fantastic-four-kate-mara-invisible-woman…And it’s pretty much just as I expected. Reviews have been mixed, but most critics say the reboot hasn’t significantly improved or innovated the franchise. Even before it hit most theaters, the movie garnered a measly 10% on Rotten Tomatoes. A. O. Scott of the New York Times said:

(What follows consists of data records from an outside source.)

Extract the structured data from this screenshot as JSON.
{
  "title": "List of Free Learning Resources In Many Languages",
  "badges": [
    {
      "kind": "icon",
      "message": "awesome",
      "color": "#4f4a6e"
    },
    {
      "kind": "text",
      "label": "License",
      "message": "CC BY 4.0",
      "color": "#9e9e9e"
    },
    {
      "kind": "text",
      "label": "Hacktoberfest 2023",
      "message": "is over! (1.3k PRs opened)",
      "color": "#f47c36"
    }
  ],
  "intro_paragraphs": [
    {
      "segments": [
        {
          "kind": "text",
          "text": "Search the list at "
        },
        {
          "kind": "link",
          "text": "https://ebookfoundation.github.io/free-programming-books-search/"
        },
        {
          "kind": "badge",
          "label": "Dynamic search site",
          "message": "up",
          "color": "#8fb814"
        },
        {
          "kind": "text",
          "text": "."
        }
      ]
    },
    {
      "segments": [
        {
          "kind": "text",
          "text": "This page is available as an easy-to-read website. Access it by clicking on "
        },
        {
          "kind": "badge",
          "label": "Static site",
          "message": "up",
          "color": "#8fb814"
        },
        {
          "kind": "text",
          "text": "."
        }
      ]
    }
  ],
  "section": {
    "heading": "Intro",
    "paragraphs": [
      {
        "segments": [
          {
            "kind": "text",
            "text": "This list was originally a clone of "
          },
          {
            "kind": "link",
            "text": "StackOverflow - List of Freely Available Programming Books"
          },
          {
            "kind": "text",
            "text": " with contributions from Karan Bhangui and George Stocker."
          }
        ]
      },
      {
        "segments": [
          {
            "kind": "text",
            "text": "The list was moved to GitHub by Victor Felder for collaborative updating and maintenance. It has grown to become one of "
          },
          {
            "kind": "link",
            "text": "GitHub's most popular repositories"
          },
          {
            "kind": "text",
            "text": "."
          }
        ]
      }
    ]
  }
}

“‘Fantastic Four’, despite the dogged efforts of its talented young cast, has nothing. The special effects are at about the level of the early “Harry Potter” movies — lots of glowing green clouds and ice-blue bolts and force fields. The human drama is meager. Once again, the only real pathos belongs to Mr. Bell’s Ben, who finds himself trapped in a stony new body and weaponized by a ruthless government. Mr. Teller stretches, not as an actor but as a digitally enhanced body. Mr. Jordan burns in the same way, and Ms. Mara disappears. Her character also has the power to make other things vanish. I would say she should have exercised it on this movie, but in a week or two that should take care of itself.”

(Ouch. Here’s a link to the full review in case you enjoy a good crucifixion).

Even though I fully expected to be underwhelmed by this movie, I’m still disappointed. Mostly, I just hope that filmmakers screen_shot_2015-01-27_at_9.32.47_amwho plan to tackle the superhero genre will take something from this: a story doesn’t necessarily need to be dark and gritty to be complex and momentous. Taking this goofy coterie of heroes and simply mixing in some post-adolescent angst is lazy film-making and, from what I can tell, not very true to the source material. These characters- a stretchy professor, invisible lady, human matchstick, and rock monster- are just too whimsical to be taken so seriously. That’s at least something that the first FF movies, despite their many flaws, understood pretty well.

A full Fangirly review is forthcoming, but in the meantime, tell us what you think in our comment section, on Twitter @fangirly2, or email us at fangirlyfangirls@gmail.com.

Whitney